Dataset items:
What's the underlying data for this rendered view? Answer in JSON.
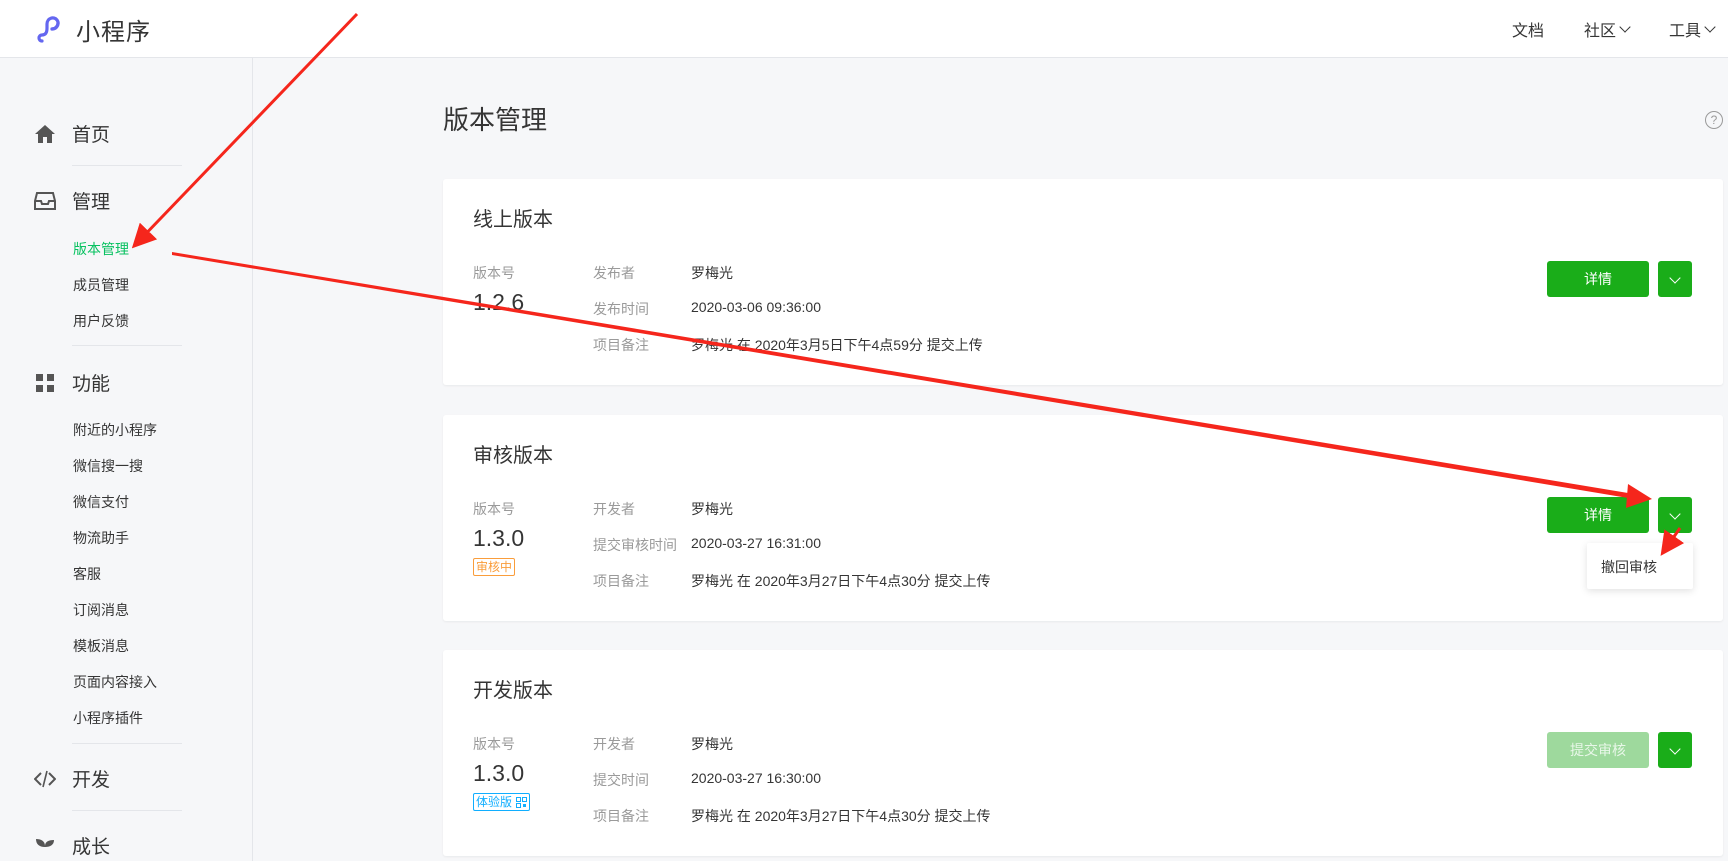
{
  "header": {
    "app_name": "小程序",
    "nav": [
      {
        "label": "文档",
        "dropdown": false
      },
      {
        "label": "社区",
        "dropdown": true
      },
      {
        "label": "工具",
        "dropdown": true
      }
    ]
  },
  "sidebar": {
    "home": "首页",
    "manage": {
      "label": "管理",
      "items": [
        "版本管理",
        "成员管理",
        "用户反馈"
      ]
    },
    "features": {
      "label": "功能",
      "items": [
        "附近的小程序",
        "微信搜一搜",
        "微信支付",
        "物流助手",
        "客服",
        "订阅消息",
        "模板消息",
        "页面内容接入",
        "小程序插件"
      ]
    },
    "develop": "开发",
    "growth": "成长",
    "active_item": "版本管理"
  },
  "main": {
    "title": "版本管理",
    "help": "?",
    "cards": [
      {
        "title": "线上版本",
        "version_label": "版本号",
        "version": "1.2.6",
        "fields": [
          {
            "key": "发布者",
            "value": "罗梅光"
          },
          {
            "key": "发布时间",
            "value": "2020-03-06 09:36:00"
          },
          {
            "key": "项目备注",
            "value": "罗梅光 在 2020年3月5日下午4点59分 提交上传"
          }
        ],
        "primary_button": "详情"
      },
      {
        "title": "审核版本",
        "version_label": "版本号",
        "version": "1.3.0",
        "tag": "审核中",
        "fields": [
          {
            "key": "开发者",
            "value": "罗梅光"
          },
          {
            "key": "提交审核时间",
            "value": "2020-03-27 16:31:00"
          },
          {
            "key": "项目备注",
            "value": "罗梅光 在 2020年3月27日下午4点30分 提交上传"
          }
        ],
        "primary_button": "详情",
        "dropdown_menu": [
          "撤回审核"
        ]
      },
      {
        "title": "开发版本",
        "version_label": "版本号",
        "version": "1.3.0",
        "tag": "体验版",
        "fields": [
          {
            "key": "开发者",
            "value": "罗梅光"
          },
          {
            "key": "提交时间",
            "value": "2020-03-27 16:30:00"
          },
          {
            "key": "项目备注",
            "value": "罗梅光 在 2020年3月27日下午4点30分 提交上传"
          }
        ],
        "primary_button": "提交审核",
        "primary_disabled": true
      }
    ]
  },
  "colors": {
    "brand_green": "#1aad19",
    "active_green": "#07c160",
    "review_orange": "#fa9d3b",
    "trial_blue": "#10aeff",
    "annotation_red": "#f5261c"
  }
}
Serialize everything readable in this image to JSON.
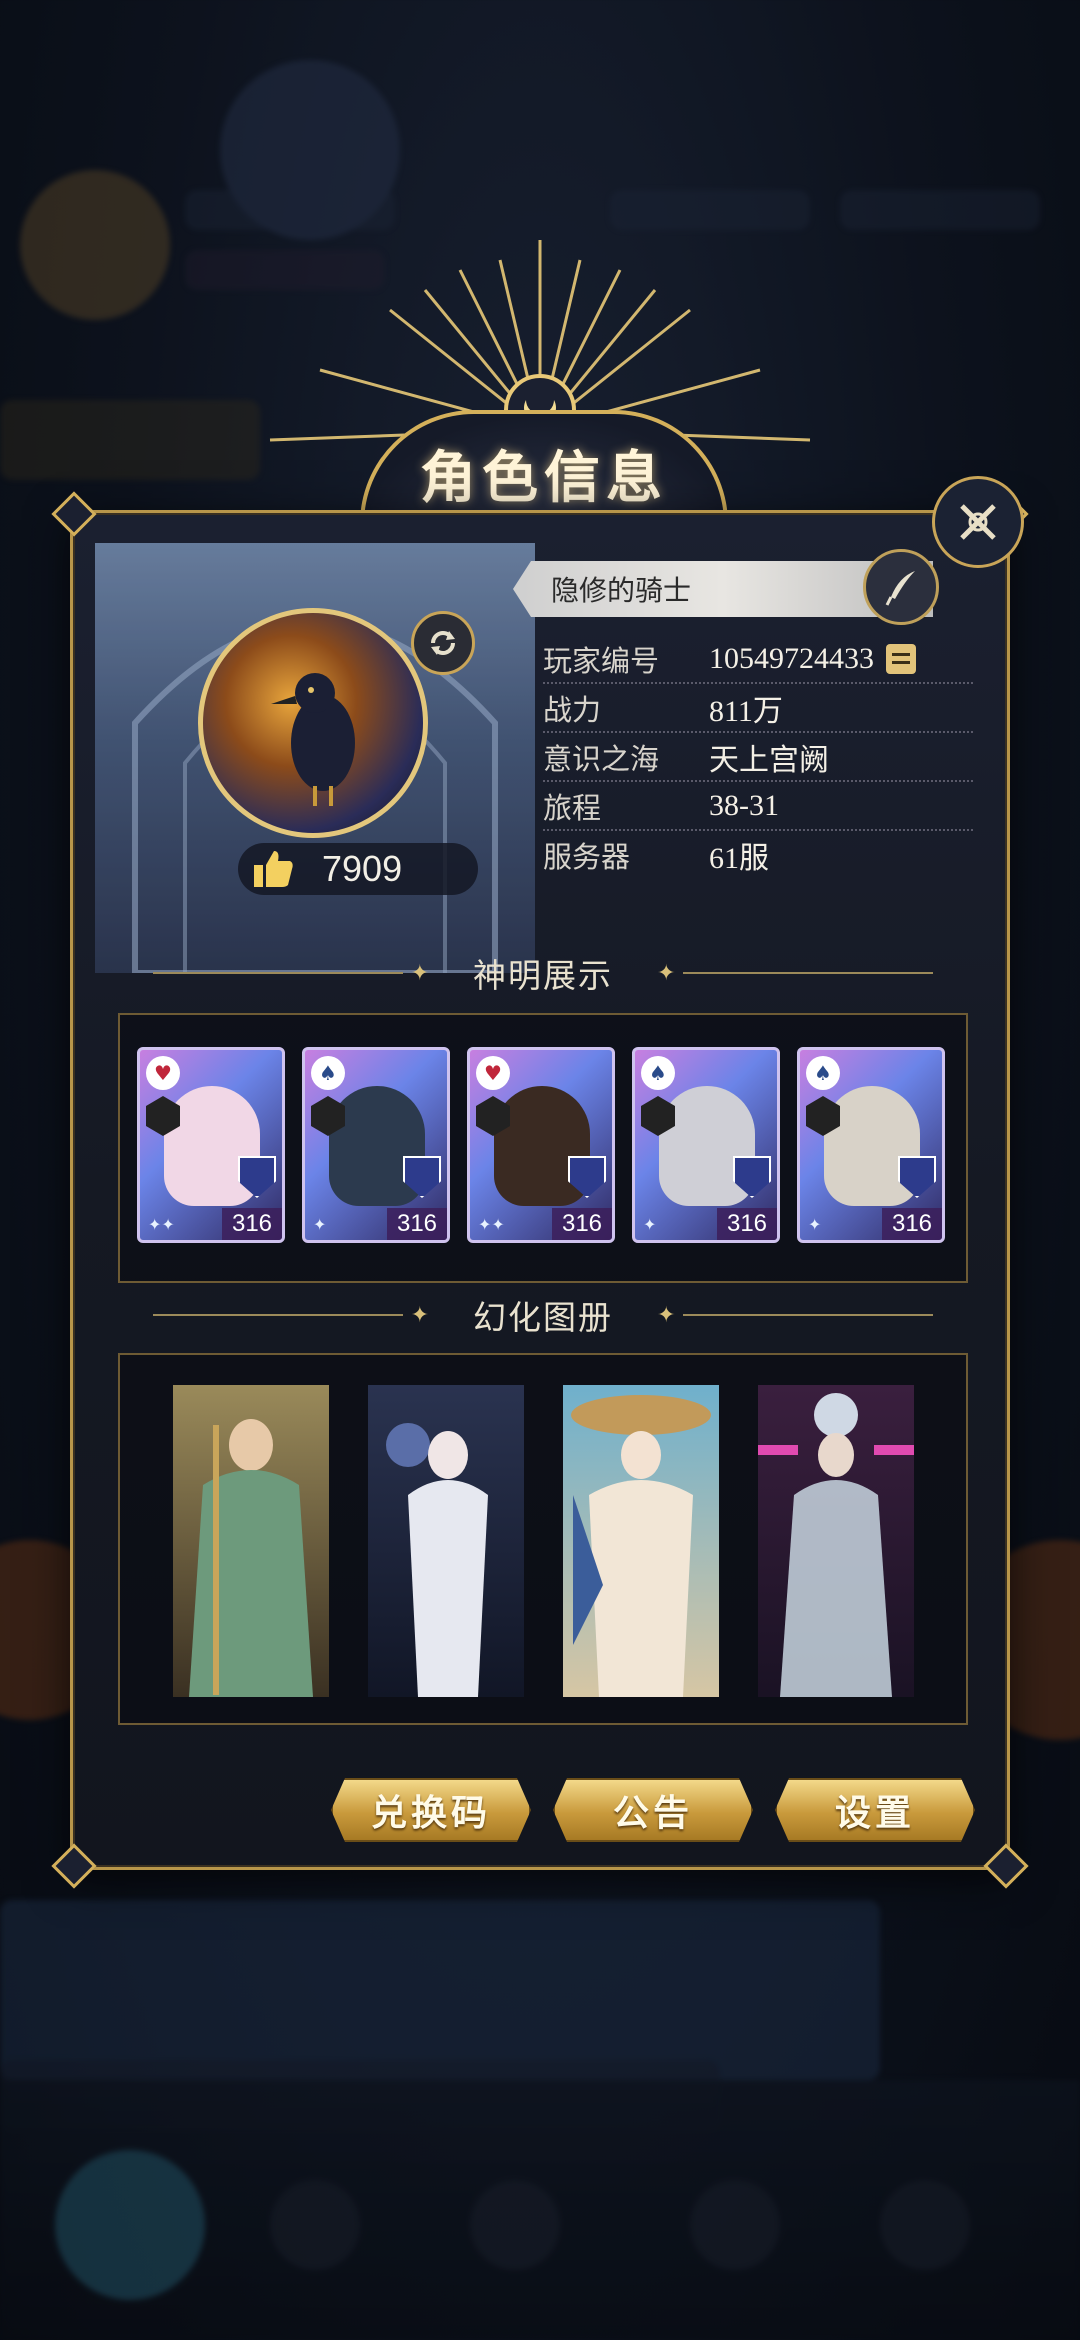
{
  "title": "角色信息",
  "profile": {
    "name": "隐修的骑士",
    "likes": "7909",
    "rows": [
      {
        "label": "玩家编号",
        "value": "10549724433"
      },
      {
        "label": "战力",
        "value": "811万"
      },
      {
        "label": "意识之海",
        "value": "天上宫阙"
      },
      {
        "label": "旅程",
        "value": "38-31"
      },
      {
        "label": "服务器",
        "value": "61服"
      }
    ]
  },
  "gods_section": {
    "heading": "神明展示",
    "cards": [
      {
        "level": "316",
        "rank_icon": "heart-icon",
        "art_color": "#f1d7e6"
      },
      {
        "level": "316",
        "rank_icon": "spade-icon",
        "art_color": "#2c3a4e"
      },
      {
        "level": "316",
        "rank_icon": "heart-icon",
        "art_color": "#3a2a22"
      },
      {
        "level": "316",
        "rank_icon": "spade-icon",
        "art_color": "#cfcfd6"
      },
      {
        "level": "316",
        "rank_icon": "spade-icon",
        "art_color": "#d8d2c8"
      }
    ]
  },
  "skins_section": {
    "heading": "幻化图册",
    "skins": [
      {
        "bg": "#9a8a5a",
        "figure": "#6d9a7c"
      },
      {
        "bg": "#2a3350",
        "figure": "#e6e8f0"
      },
      {
        "bg": "#6fb0cc",
        "figure": "#f2e6d6"
      },
      {
        "bg": "#3a1f3e",
        "figure": "#c8d6e0"
      }
    ]
  },
  "buttons": {
    "redeem": "兑换码",
    "notice": "公告",
    "settings": "设置"
  },
  "colors": {
    "gold": "#d4b05a",
    "panel": "#151923"
  }
}
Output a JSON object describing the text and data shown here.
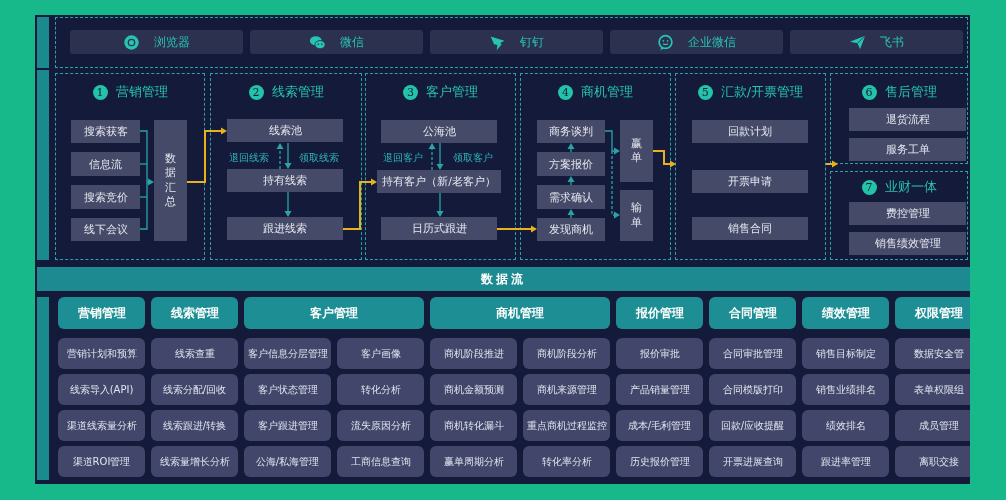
{
  "apps": [
    {
      "label": "浏览器",
      "kind": "browser"
    },
    {
      "label": "微信",
      "kind": "wechat"
    },
    {
      "label": "钉钉",
      "kind": "dingtalk"
    },
    {
      "label": "企业微信",
      "kind": "wecom"
    },
    {
      "label": "飞书",
      "kind": "feishu"
    }
  ],
  "flow": {
    "modules": [
      {
        "number": "1",
        "title": "营销管理",
        "nodes": [
          {
            "label": "搜索获客",
            "kind": "box"
          },
          {
            "label": "信息流",
            "kind": "box"
          },
          {
            "label": "搜索竞价",
            "kind": "box"
          },
          {
            "label": "线下会议",
            "kind": "box"
          },
          {
            "label": "数据汇总",
            "kind": "vertical"
          }
        ]
      },
      {
        "number": "2",
        "title": "线索管理",
        "nodes": [
          {
            "label": "线索池",
            "kind": "box"
          },
          {
            "label": "退回线索",
            "kind": "note"
          },
          {
            "label": "领取线索",
            "kind": "note"
          },
          {
            "label": "持有线索",
            "kind": "box"
          },
          {
            "label": "跟进线索",
            "kind": "box"
          }
        ]
      },
      {
        "number": "3",
        "title": "客户管理",
        "nodes": [
          {
            "label": "公海池",
            "kind": "box"
          },
          {
            "label": "退回客户",
            "kind": "note"
          },
          {
            "label": "领取客户",
            "kind": "note"
          },
          {
            "label": "持有客户（新/老客户）",
            "kind": "box"
          },
          {
            "label": "日历式跟进",
            "kind": "box"
          }
        ]
      },
      {
        "number": "4",
        "title": "商机管理",
        "nodes": [
          {
            "label": "商务谈判",
            "kind": "box"
          },
          {
            "label": "方案报价",
            "kind": "box"
          },
          {
            "label": "需求确认",
            "kind": "box"
          },
          {
            "label": "发现商机",
            "kind": "box"
          },
          {
            "label": "赢单",
            "kind": "vertical"
          },
          {
            "label": "输单",
            "kind": "vertical"
          }
        ]
      },
      {
        "number": "5",
        "title": "汇款/开票管理",
        "nodes": [
          {
            "label": "回款计划",
            "kind": "box"
          },
          {
            "label": "开票申请",
            "kind": "box"
          },
          {
            "label": "销售合同",
            "kind": "box"
          }
        ]
      },
      {
        "number": "6",
        "title": "售后管理",
        "nodes": [
          {
            "label": "退货流程",
            "kind": "box"
          },
          {
            "label": "服务工单",
            "kind": "box"
          }
        ]
      },
      {
        "number": "7",
        "title": "业财一体",
        "nodes": [
          {
            "label": "费控管理",
            "kind": "box"
          },
          {
            "label": "销售绩效管理",
            "kind": "box"
          }
        ]
      }
    ]
  },
  "data_flow": {
    "label": "数据流"
  },
  "features": [
    {
      "title": "营销管理",
      "columns": [
        [
          "营销计划和预算",
          "线索导入(API)",
          "渠道线索量分析",
          "渠道ROI管理"
        ]
      ]
    },
    {
      "title": "线索管理",
      "columns": [
        [
          "线索查重",
          "线索分配/回收",
          "线索跟进/转换",
          "线索量增长分析"
        ]
      ]
    },
    {
      "title": "客户管理",
      "columns": [
        [
          "客户信息分层管理",
          "客户状态管理",
          "客户跟进管理",
          "公海/私海管理"
        ],
        [
          "客户画像",
          "转化分析",
          "流失原因分析",
          "工商信息查询"
        ]
      ]
    },
    {
      "title": "商机管理",
      "columns": [
        [
          "商机阶段推进",
          "商机金额预测",
          "商机转化漏斗",
          "赢单周期分析"
        ],
        [
          "商机阶段分析",
          "商机来源管理",
          "重点商机过程监控",
          "转化率分析"
        ]
      ]
    },
    {
      "title": "报价管理",
      "columns": [
        [
          "报价审批",
          "产品销量管理",
          "成本/毛利管理",
          "历史报价管理"
        ]
      ]
    },
    {
      "title": "合同管理",
      "columns": [
        [
          "合同审批管理",
          "合同模版打印",
          "回款/应收提醒",
          "开票进展查询"
        ]
      ]
    },
    {
      "title": "绩效管理",
      "columns": [
        [
          "销售目标制定",
          "销售业绩排名",
          "绩效排名",
          "跟进率管理"
        ]
      ]
    },
    {
      "title": "权限管理",
      "columns": [
        [
          "数据安全管",
          "表单权限组",
          "成员管理",
          "离职交接"
        ]
      ]
    }
  ]
}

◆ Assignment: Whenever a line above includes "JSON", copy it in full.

◆ Reply:
What's the underlying data for this rendered view? Answer in JSON.
Serialize everything readable in this image to JSON.
Output a JSON object describing the text and data shown here.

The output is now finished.